Service going out of fashion???
Service levels in the UK’s fashion retail sector are on the decline, despite the need to keep customers when there are fewer around with less to spend.
That is one of the findings in new research by performance measurement company Grass Roots.
It was found that although slight improvements have been made by staff to establish the needs of their customers (when compared with a previous survey carried out in 2005), significantly less initial assistance is being offered in store.
The survey found that 63% of customers were not offered assistance in the Fitting Room. Staff encouraged just one in five customers to make a purchase – the implications in terms of lost sales opportunities at the first point of contact and during the customer visit are alarming in these difficult times in retail.
Major findings of the study, carried out from 300 mystery shopper visits to 17 high street fashion chain, include:
Reduction in spending power — 62% anticipated that their spending on clothing would reduce in 2009 with 22% seeing the reduction as ‘considerable’. Only 34% of shoppers felt their expenditure would stay the same as 2008.
Time is of the essence — 79% of customers waited over three minutes to be approached by a staff member, a decline of 61% since 2005. The majority of customers (68%) were not approached at all.
Establishing customers needs — Some good news – retail staff are more proactively questioning customers to establish their requirements, an increase of 7% over 2005.
Happy to help — 85% of customers felt the staff member gave them a knowledgeable answer to their enquiry and 80% displayed good product knowledge. 91% of all staff were viewed as helpful and polite.
Fit to sell — Less than half of customers were offered assistance whilst using the Fitting Room. Only 20% of customers were encouraged to make a purchase and as few as 10% of staff suggested additional items to match or complement the article being tried on.

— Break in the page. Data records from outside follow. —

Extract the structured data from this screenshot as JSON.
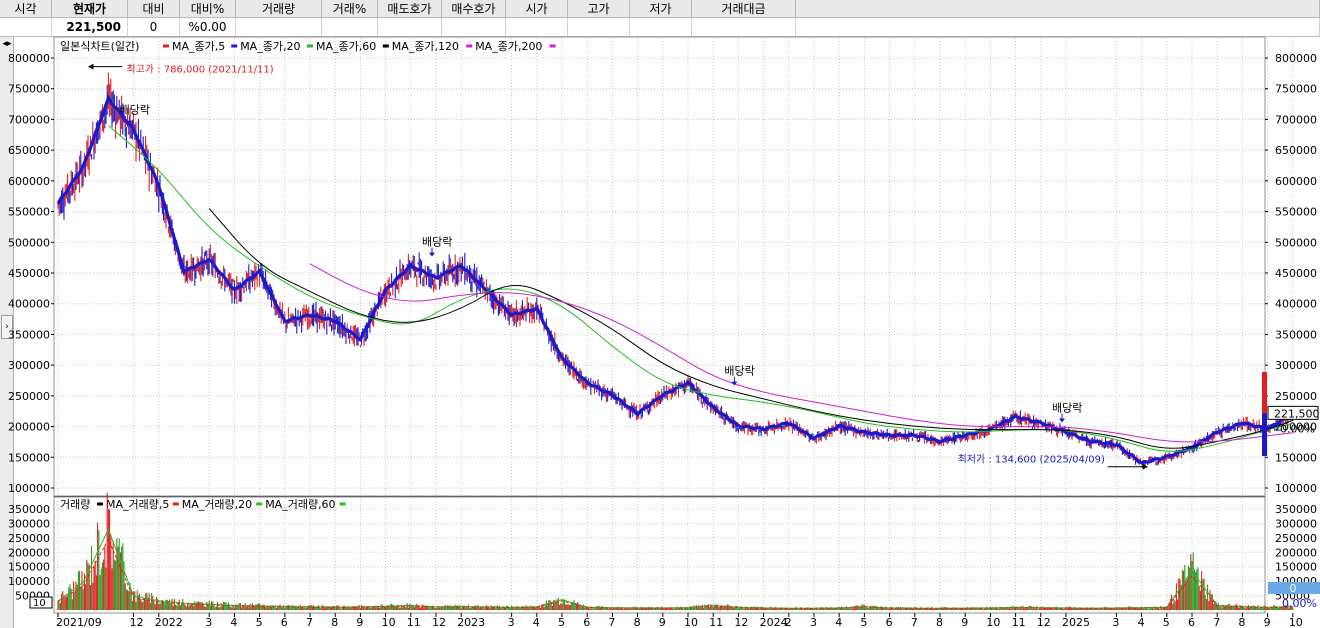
{
  "header": {
    "columns": [
      "시각",
      "현재가",
      "대비",
      "대비%",
      "거래량",
      "거래%",
      "매도호가",
      "매수호가",
      "시가",
      "고가",
      "저가",
      "거래대금"
    ],
    "values": [
      "",
      "221,500",
      "0",
      "%0.00",
      "",
      "",
      "",
      "",
      "",
      "",
      "",
      ""
    ]
  },
  "left_controls": {
    "top_icon": "arrows-left-right-icon",
    "mid_icon": "chevron-right-icon"
  },
  "price_legend": {
    "chart_name": "일본식차트(일간)",
    "items": [
      {
        "label": "MA_종가,5",
        "color": "#e02020"
      },
      {
        "label": "MA_종가,20",
        "color": "#1a1acc"
      },
      {
        "label": "MA_종가,60",
        "color": "#20c020"
      },
      {
        "label": "MA_종가,120",
        "color": "#000000"
      },
      {
        "label": "MA_종가,200",
        "color": "#d020d0"
      }
    ]
  },
  "volume_legend": {
    "chart_name": "거래량",
    "items": [
      {
        "label": "MA_거래량,5",
        "color": "#000000"
      },
      {
        "label": "MA_거래량,20",
        "color": "#e02020"
      },
      {
        "label": "MA_거래량,60",
        "color": "#20c020"
      }
    ]
  },
  "annotations": {
    "high": "최고가 : 786,000 (2021/11/11)",
    "low": "최저가 : 134,600 (2025/04/09)",
    "dividend": "배당락"
  },
  "current_price": {
    "label": "221,500",
    "change_pct": "0.00%"
  },
  "volume_current": {
    "label": "0",
    "change_pct": "0.00%"
  },
  "volume_edge_tick": "10",
  "chart_data": [
    {
      "type": "line",
      "title": "일본식차트(일간)",
      "ylim": [
        100000,
        800000
      ],
      "y_ticks": [
        100000,
        150000,
        200000,
        250000,
        300000,
        350000,
        400000,
        450000,
        500000,
        550000,
        600000,
        650000,
        700000,
        750000,
        800000
      ],
      "x_ticks": [
        "2021/09",
        "12",
        "2022",
        "3",
        "4",
        "5",
        "6",
        "7",
        "8",
        "9",
        "10",
        "11",
        "12",
        "2023",
        "3",
        "4",
        "5",
        "6",
        "7",
        "8",
        "9",
        "10",
        "11",
        "12",
        "2024",
        "2",
        "3",
        "4",
        "5",
        "6",
        "7",
        "8",
        "9",
        "10",
        "11",
        "12",
        "2025",
        "3",
        "4",
        "5",
        "6",
        "7",
        "8",
        "9",
        "10"
      ],
      "series": [
        {
          "name": "종가",
          "color": "#e02020",
          "x": [
            "2021/09",
            "2021/10",
            "2021/11",
            "2021/12",
            "2022/01",
            "2022/02",
            "2022/03",
            "2022/04",
            "2022/05",
            "2022/06",
            "2022/07",
            "2022/08",
            "2022/09",
            "2022/10",
            "2022/11",
            "2022/12",
            "2023/01",
            "2023/02",
            "2023/03",
            "2023/04",
            "2023/05",
            "2023/06",
            "2023/07",
            "2023/08",
            "2023/09",
            "2023/10",
            "2023/11",
            "2023/12",
            "2024/01",
            "2024/02",
            "2024/03",
            "2024/04",
            "2024/05",
            "2024/06",
            "2024/07",
            "2024/08",
            "2024/09",
            "2024/10",
            "2024/11",
            "2024/12",
            "2025/01",
            "2025/02",
            "2025/03",
            "2025/04",
            "2025/05",
            "2025/06",
            "2025/07",
            "2025/08",
            "2025/09",
            "2025/10"
          ],
          "values": [
            560000,
            620000,
            730000,
            680000,
            590000,
            450000,
            470000,
            420000,
            450000,
            370000,
            380000,
            370000,
            340000,
            420000,
            460000,
            440000,
            460000,
            420000,
            380000,
            390000,
            310000,
            270000,
            250000,
            220000,
            250000,
            270000,
            230000,
            200000,
            195000,
            205000,
            180000,
            200000,
            190000,
            185000,
            185000,
            175000,
            185000,
            195000,
            215000,
            205000,
            190000,
            175000,
            170000,
            140000,
            150000,
            165000,
            190000,
            205000,
            195000,
            221500
          ]
        },
        {
          "name": "MA_종가,60",
          "color": "#20c020",
          "x": [
            "2021/11",
            "2022/01",
            "2022/03",
            "2022/05",
            "2022/07",
            "2022/09",
            "2022/11",
            "2023/01",
            "2023/03",
            "2023/05",
            "2023/07",
            "2023/09",
            "2023/11",
            "2024/01",
            "2024/03",
            "2024/05",
            "2024/07",
            "2024/09",
            "2024/11",
            "2025/01",
            "2025/03",
            "2025/05",
            "2025/07",
            "2025/09",
            "2025/10"
          ],
          "values": [
            690000,
            620000,
            520000,
            460000,
            410000,
            380000,
            360000,
            410000,
            430000,
            400000,
            330000,
            270000,
            250000,
            240000,
            225000,
            205000,
            195000,
            190000,
            195000,
            195000,
            180000,
            155000,
            170000,
            195000,
            205000
          ]
        },
        {
          "name": "MA_종가,120",
          "color": "#000000",
          "x": [
            "2022/03",
            "2022/05",
            "2022/07",
            "2022/09",
            "2022/11",
            "2023/01",
            "2023/03",
            "2023/05",
            "2023/07",
            "2023/09",
            "2023/11",
            "2024/01",
            "2024/03",
            "2024/05",
            "2024/07",
            "2024/09",
            "2024/11",
            "2025/01",
            "2025/03",
            "2025/05",
            "2025/07",
            "2025/09",
            "2025/10"
          ],
          "values": [
            555000,
            460000,
            420000,
            380000,
            365000,
            390000,
            440000,
            405000,
            360000,
            300000,
            265000,
            245000,
            225000,
            210000,
            200000,
            195000,
            195000,
            195000,
            185000,
            160000,
            175000,
            195000,
            210000
          ]
        },
        {
          "name": "MA_종가,200",
          "color": "#d020d0",
          "x": [
            "2022/07",
            "2022/09",
            "2022/11",
            "2023/01",
            "2023/03",
            "2023/05",
            "2023/07",
            "2023/09",
            "2023/11",
            "2024/01",
            "2024/03",
            "2024/05",
            "2024/07",
            "2024/09",
            "2024/11",
            "2025/01",
            "2025/03",
            "2025/05",
            "2025/07",
            "2025/09",
            "2025/10"
          ],
          "values": [
            465000,
            420000,
            400000,
            415000,
            420000,
            405000,
            375000,
            330000,
            280000,
            255000,
            240000,
            225000,
            210000,
            200000,
            200000,
            200000,
            190000,
            175000,
            175000,
            185000,
            190000
          ]
        }
      ]
    },
    {
      "type": "bar",
      "title": "거래량",
      "ylim": [
        0,
        380000
      ],
      "y_ticks": [
        0,
        50000,
        100000,
        150000,
        200000,
        250000,
        300000,
        350000
      ],
      "categories": [
        "2021/09",
        "2021/10",
        "2021/11",
        "2021/12",
        "2022/01",
        "2022/02",
        "2022/03",
        "2022/04",
        "2022/05",
        "2022/06",
        "2022/07",
        "2022/08",
        "2022/09",
        "2022/10",
        "2022/11",
        "2022/12",
        "2023/01",
        "2023/02",
        "2023/03",
        "2023/04",
        "2023/05",
        "2023/06",
        "2023/07",
        "2023/08",
        "2023/09",
        "2023/10",
        "2023/11",
        "2023/12",
        "2024/01",
        "2024/02",
        "2024/03",
        "2024/04",
        "2024/05",
        "2024/06",
        "2024/07",
        "2024/08",
        "2024/09",
        "2024/10",
        "2024/11",
        "2024/12",
        "2025/01",
        "2025/02",
        "2025/03",
        "2025/04",
        "2025/05",
        "2025/06",
        "2025/07",
        "2025/08",
        "2025/09",
        "2025/10"
      ],
      "values": [
        40000,
        120000,
        350000,
        60000,
        40000,
        30000,
        25000,
        20000,
        18000,
        15000,
        14000,
        12000,
        14000,
        16000,
        20000,
        14000,
        15000,
        14000,
        12000,
        14000,
        45000,
        12000,
        10000,
        9000,
        9000,
        10000,
        20000,
        12000,
        9000,
        8000,
        8000,
        9000,
        15000,
        9000,
        8000,
        8000,
        8000,
        9000,
        12000,
        10000,
        9000,
        8000,
        9000,
        10000,
        12000,
        170000,
        20000,
        15000,
        12000,
        15000
      ]
    }
  ]
}
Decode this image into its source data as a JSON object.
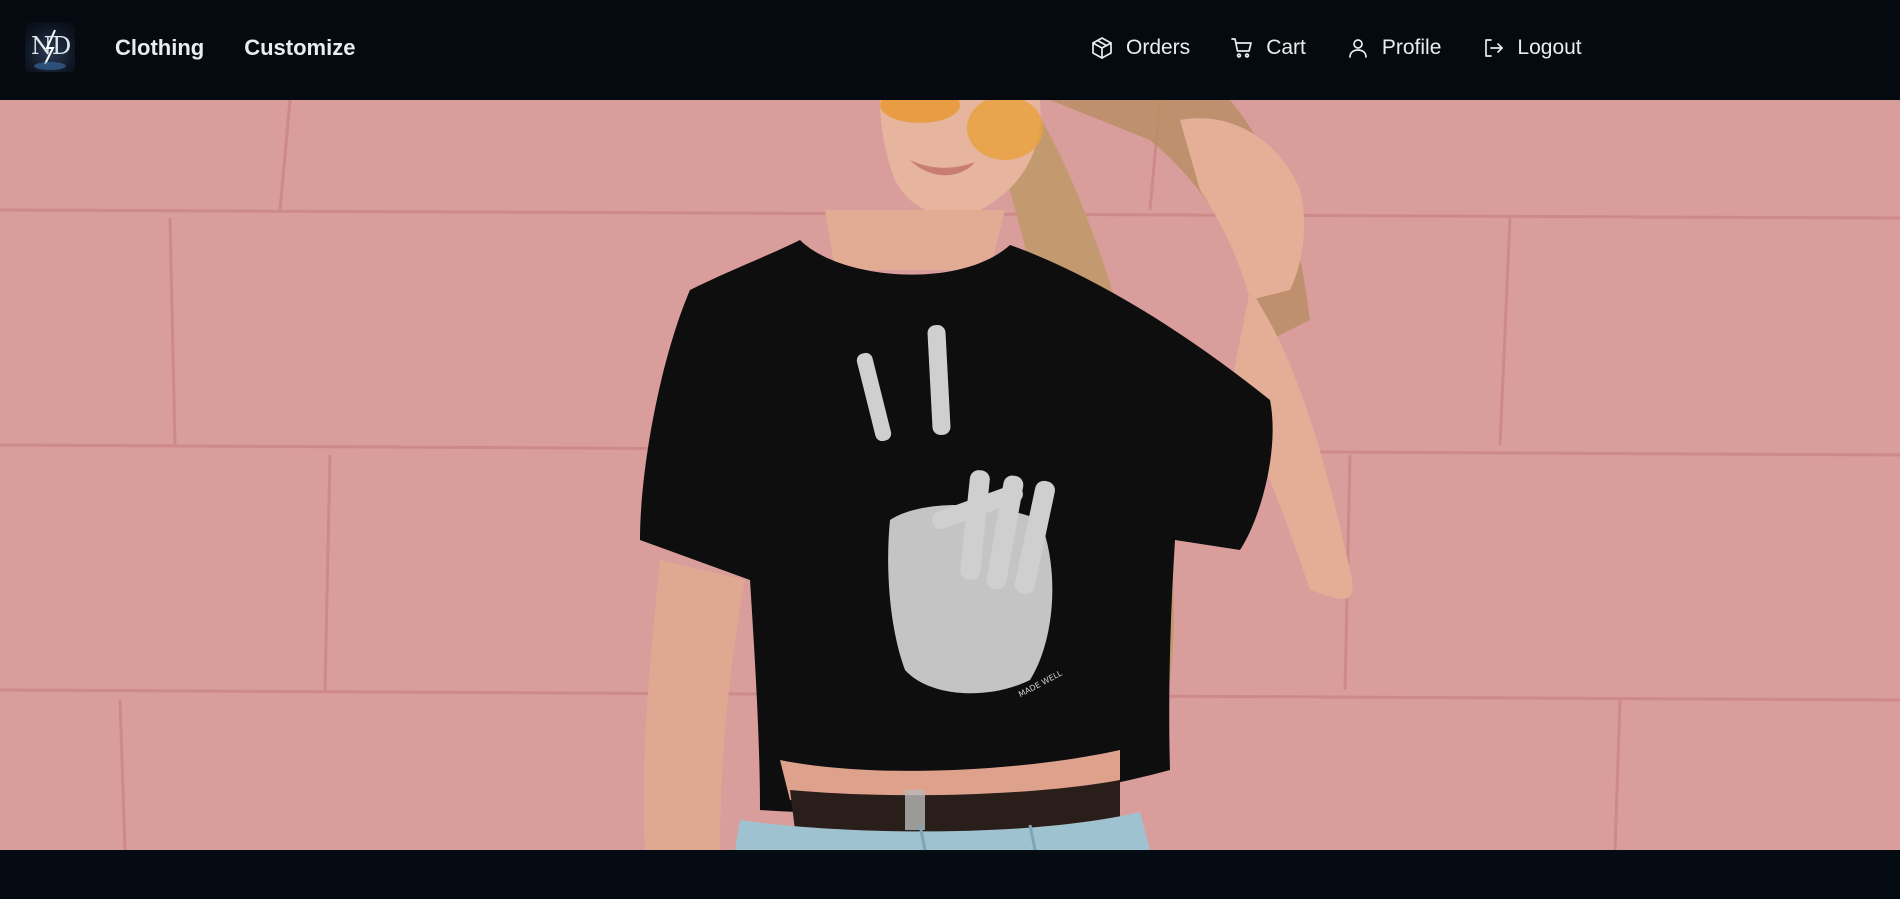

Likelihood to return — The probability of customers returning to a store they visited based on their service experience showed a minor decrease over 2005 to 81%. The number who would recommend the store to friends and family remains fairly consistent at 74%.
Nigel Cover, board director at Grass Roots commented: “We are all painfully aware of how tough it has become on the high street. Our study indicates a huge fall in the number of staff approaching a customer within three minutes of entering the store, which could be seen as a result of retailers having to cut back staff or a more timid approach in difficult times. Comments from our shoppers indicate that staff members are generally available, but they are failing to seize the opportunity to make a good first impression with customers. This is a worrying trend for retailers. Only those that address key service issues will come out of recession with their customers intact and their employees motivated to deliver.”
The survey found that over 60% of shoppers will be spending less on fashion this year and that just over a quarter of all customers would not recommend the store they visited to friends and family. Cover said these are clear warning signs to retailers.
He added: “Those who invest in understanding the current needs of their customers and honing the knowledge and skills of their frontline staff accordingly, have the greatest opportunity to retain shopper loyalty albeit with their reduced spend, in today’s climate.”
To download the full survey report, visit www.grassrootsmeasurement.com